Good Riddance to the Annual Review. Hello to the Future of Performance Management.
Accenture – one of the largest companies in the world –announced that it is abandoning annual performance reviews for its 330,000 employees because the process is “too heavy and too costly” and produces “not great” outcomes. Accenture joins a growing number of major corporations, estimated at 6 percent of the Fortune 500, in rejecting the traditional approach to performance management.
Accenture’s decision was applauded, I am sure, by many organizations around the world. As a performance management consultant, I routinely talk with company leaders frustrated by their current performance management processes and HR managers forced to defend flawed systems they don’t believe in. The source of their discontent? They find annual reviews and forced rankings to be:
- Bureaucratic and time-consuming. The traditional approach tries to fit complex issues – individual career aspirations, challenges, and motivations – into one-size-fits-all boxes that make sense on a spreadsheet but have no bearing on improving employee engagement or performance.
- Confrontational rather than constructive. Instead of a fruitful dialogue, the annual review often turns into an argument between manager and employee on ranking and grading metrics. When participants feel the need to defend themselves in a review process and are worried about being ranked according to rigid criteria against their colleagues, it can be difficult to have a candid, give-and-take discussion about career aspirations, challenges, strengths, and opportunities.
- Dangerously out of touch. Businesses today need to be agile in leveraging talent to manage market challenges and opportunities. The world is simply moving too fast for companies to re-visit goals, strategy and performance only once a year, particularly in our growing “on demand” culture. Performance management has to be continuous. Employees grow and evolve when managers provide relevant, timely feedback about specific tasks/behaviors as they occur.

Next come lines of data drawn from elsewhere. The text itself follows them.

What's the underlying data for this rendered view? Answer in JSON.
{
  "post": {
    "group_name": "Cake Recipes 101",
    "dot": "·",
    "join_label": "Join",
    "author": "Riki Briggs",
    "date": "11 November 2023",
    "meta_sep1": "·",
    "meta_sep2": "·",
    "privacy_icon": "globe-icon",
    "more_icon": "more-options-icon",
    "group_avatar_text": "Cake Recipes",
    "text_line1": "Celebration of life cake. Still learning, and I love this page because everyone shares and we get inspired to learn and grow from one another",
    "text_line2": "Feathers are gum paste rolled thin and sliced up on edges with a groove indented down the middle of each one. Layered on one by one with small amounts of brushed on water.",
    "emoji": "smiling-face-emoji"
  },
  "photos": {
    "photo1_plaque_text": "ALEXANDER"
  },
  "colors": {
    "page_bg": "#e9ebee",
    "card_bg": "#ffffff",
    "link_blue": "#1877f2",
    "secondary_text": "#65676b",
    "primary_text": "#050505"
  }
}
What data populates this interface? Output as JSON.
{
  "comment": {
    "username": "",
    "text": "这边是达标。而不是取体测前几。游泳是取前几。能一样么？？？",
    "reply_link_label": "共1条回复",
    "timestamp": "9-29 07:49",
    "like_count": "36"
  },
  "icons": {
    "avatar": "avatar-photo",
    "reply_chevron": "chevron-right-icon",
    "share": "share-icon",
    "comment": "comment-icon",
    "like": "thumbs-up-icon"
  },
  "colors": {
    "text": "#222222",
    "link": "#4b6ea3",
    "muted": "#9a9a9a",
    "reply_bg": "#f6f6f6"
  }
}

- Source of unhealthy competition. Open and mutually-supportive relationships with colleagues are a hallmark of a healthy workplace. A ranking system that pits employees against their peers can be destructive to both individual morale and teamwork. It damages collaboration and limits knowledge sharing -- two critical drivers of the creativity and innovation needed for business success today.
Beyond these obvious flaws, it is the psychological assumption underlying the ranking/review system that may be the most detrimental – namely, that employees need to be controlled, measured, and rewarded in order to perform well. It assumes that individuals lack self-motivation and can only be threatened or cajoled into doing the right thing. Unfortunately, that belief often becomes self-fulfilling. People who work in a culture governed by control and measurement will begin to shape their behaviors to succeed within those parameters. The structure fails precisely because it undermines personal ownership of performance.
Research shows the opposite to be true. Most people are intrinsically motivated, and respond best to a workplace culture that provides:
- Autonomy – The freedom to decide their own career goals and paths. Companies need to abandon the binary choice of moving up or moving out. Lateral moves into specialty areas need to be valued and encouraged as well.
- Mastery – The opportunity to learn new skills within a supportive environment that offers regular feedback and positive encouragement helps facilitate growth.
- Meaning – Insight into how their contributions align to the strategic goals of the business can foster a sense of personal empowerment and accountability in helping the organization succeed.
Autonomy, mastery, and meaning are not possible within a bureaucratic, fixed performance management system that ranks people against their colleagues and pushes them into boxes. Instead, organizations would do well to follow the lead of Accenture’s CEO and say “we’re done with that.” The system you put in its place will depend on your organization’s goals and talent strategies – there is no one-size-fits-all approach. We encourage clients to craft a framework that recognizes employee individuality, trains and encourages managers to have meaningful career conversations with their reports, and creates development paths that enable both the individual and the organization to succeed.